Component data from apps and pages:
• • • • •

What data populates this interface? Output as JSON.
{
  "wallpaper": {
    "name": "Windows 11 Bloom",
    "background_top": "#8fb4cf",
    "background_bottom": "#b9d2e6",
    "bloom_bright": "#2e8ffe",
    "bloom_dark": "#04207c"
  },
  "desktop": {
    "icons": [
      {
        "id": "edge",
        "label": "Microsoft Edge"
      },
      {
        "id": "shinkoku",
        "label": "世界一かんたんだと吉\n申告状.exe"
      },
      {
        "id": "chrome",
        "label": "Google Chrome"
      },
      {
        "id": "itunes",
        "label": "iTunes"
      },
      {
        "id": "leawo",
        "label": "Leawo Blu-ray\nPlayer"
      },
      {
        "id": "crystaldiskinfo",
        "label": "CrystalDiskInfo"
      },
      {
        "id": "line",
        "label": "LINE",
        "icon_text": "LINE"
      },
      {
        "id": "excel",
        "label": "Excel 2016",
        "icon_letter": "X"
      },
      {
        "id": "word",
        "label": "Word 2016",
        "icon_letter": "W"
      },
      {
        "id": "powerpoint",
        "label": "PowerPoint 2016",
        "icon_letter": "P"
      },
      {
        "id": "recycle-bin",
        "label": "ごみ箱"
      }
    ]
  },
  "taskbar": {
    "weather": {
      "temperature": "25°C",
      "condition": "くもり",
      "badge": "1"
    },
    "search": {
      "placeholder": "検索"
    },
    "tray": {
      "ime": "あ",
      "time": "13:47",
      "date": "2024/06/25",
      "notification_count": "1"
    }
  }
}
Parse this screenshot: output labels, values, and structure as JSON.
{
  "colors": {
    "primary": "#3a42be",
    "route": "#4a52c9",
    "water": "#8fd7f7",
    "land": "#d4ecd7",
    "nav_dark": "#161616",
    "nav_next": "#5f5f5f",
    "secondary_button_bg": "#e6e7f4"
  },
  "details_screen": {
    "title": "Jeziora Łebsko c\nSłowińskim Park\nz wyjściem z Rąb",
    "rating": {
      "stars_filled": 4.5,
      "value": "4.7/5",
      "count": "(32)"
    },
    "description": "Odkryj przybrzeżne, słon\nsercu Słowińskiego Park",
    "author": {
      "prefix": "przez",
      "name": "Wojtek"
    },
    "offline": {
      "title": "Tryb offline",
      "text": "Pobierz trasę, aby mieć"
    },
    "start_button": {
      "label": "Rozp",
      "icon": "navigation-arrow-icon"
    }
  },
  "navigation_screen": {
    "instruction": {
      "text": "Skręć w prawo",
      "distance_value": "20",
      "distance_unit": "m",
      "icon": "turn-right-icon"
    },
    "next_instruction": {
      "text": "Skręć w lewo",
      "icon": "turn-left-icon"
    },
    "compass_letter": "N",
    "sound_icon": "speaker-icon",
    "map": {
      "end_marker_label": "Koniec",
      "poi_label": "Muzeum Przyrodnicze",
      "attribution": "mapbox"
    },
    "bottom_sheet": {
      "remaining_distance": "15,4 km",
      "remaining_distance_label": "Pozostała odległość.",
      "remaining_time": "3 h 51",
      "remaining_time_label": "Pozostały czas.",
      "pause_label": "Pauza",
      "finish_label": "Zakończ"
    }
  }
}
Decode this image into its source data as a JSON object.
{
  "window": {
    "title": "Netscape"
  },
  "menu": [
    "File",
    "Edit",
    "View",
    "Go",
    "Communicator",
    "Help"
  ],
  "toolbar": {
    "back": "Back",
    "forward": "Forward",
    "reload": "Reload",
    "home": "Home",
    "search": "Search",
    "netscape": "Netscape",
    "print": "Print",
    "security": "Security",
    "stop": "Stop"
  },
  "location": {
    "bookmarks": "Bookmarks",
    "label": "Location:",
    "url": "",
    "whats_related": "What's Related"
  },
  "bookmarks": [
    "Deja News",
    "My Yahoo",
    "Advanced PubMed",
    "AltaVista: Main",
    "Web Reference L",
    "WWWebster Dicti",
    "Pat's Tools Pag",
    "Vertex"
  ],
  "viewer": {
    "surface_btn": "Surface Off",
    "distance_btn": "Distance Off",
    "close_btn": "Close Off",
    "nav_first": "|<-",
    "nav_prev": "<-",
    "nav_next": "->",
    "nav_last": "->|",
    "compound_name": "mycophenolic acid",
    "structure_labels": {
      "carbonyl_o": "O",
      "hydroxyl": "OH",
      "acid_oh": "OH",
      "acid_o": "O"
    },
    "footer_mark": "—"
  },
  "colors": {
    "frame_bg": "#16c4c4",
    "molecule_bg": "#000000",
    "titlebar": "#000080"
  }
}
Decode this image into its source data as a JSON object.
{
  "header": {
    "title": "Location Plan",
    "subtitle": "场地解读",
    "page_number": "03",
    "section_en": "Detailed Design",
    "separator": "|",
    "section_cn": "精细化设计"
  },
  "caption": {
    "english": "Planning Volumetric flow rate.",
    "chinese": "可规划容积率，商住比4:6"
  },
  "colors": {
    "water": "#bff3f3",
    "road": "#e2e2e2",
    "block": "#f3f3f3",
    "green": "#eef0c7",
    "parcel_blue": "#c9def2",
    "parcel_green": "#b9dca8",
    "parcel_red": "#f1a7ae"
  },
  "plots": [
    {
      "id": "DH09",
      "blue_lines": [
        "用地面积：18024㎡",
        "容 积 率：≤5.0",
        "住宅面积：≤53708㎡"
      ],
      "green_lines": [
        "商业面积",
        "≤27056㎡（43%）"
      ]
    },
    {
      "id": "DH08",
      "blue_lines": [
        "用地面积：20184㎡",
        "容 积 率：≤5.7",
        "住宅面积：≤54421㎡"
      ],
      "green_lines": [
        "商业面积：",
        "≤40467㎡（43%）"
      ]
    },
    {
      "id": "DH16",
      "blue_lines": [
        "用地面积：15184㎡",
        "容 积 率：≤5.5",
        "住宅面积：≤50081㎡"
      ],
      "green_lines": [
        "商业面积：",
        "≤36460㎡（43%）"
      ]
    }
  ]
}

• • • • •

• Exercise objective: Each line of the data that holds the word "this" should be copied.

• Reply to the exercise:
What data populates this interface? Output as JSON.
Parse this screenshot: output labels, values, and structure as JSON.
Decode this image into its source data as a JSON object.
Decode this image into its source data as a JSON object.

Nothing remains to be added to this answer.